Photo by Zahida Rahemtulla

Photo by Zahida Rahemtulla

Munish Sharma (Jessie Award nominee) brings a dichotomy of strength and weakness to the blind Kamal. Kamal is propelled by a hopefulness that borders on foolishness. He has sought after Aspara to balm his pained past and fulfilling his dreams for his future. He chooses to live suspended in a certain level of fantasy: “Mythology is a poor man’s diet; only rich men can afford reality.

Resonating throughout each character is the connecting theme that they are all victims of circumstance. Each character is driven by incidents which both haunt and inspire them. The complexity of their dynamics and dark intentions leave you conflicted about what you hope happens for the story’s resolution. 

Director Rohit Chokhani has brought this vibrant feature to life for the 2017 Vancouver Fringe Festival’s Dramatic Works Series. His cast and crew have done a great service to playwright Anosh Irani’s lyrical, humorous, and somber work; fuelled with cultural depth and theatrical talent.

Bombay Black runs from September 7 to 16 at the Vancity Culture Lab and is exemplary of Fringe’s reputation for enriching the city with captivating performance arts.

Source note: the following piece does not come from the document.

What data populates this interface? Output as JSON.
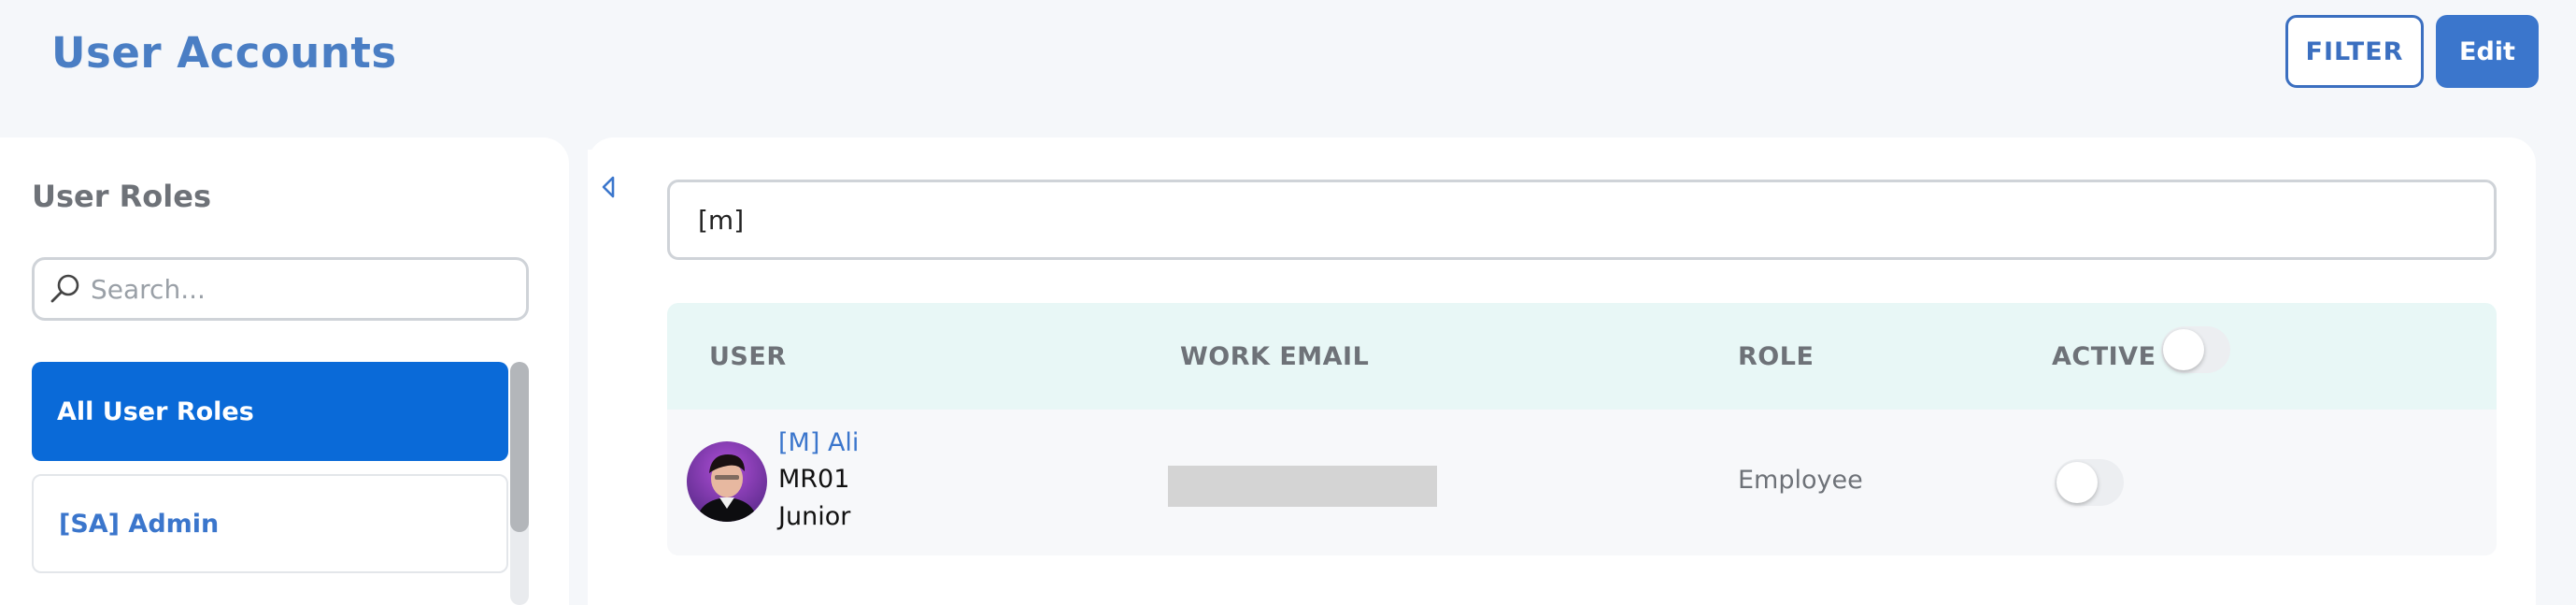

Visit the Fringe Festival website, and grab tickets to the show! Bombay Black will be at the Vancity Culture Club from September 9 to 13, with a final show on September 16.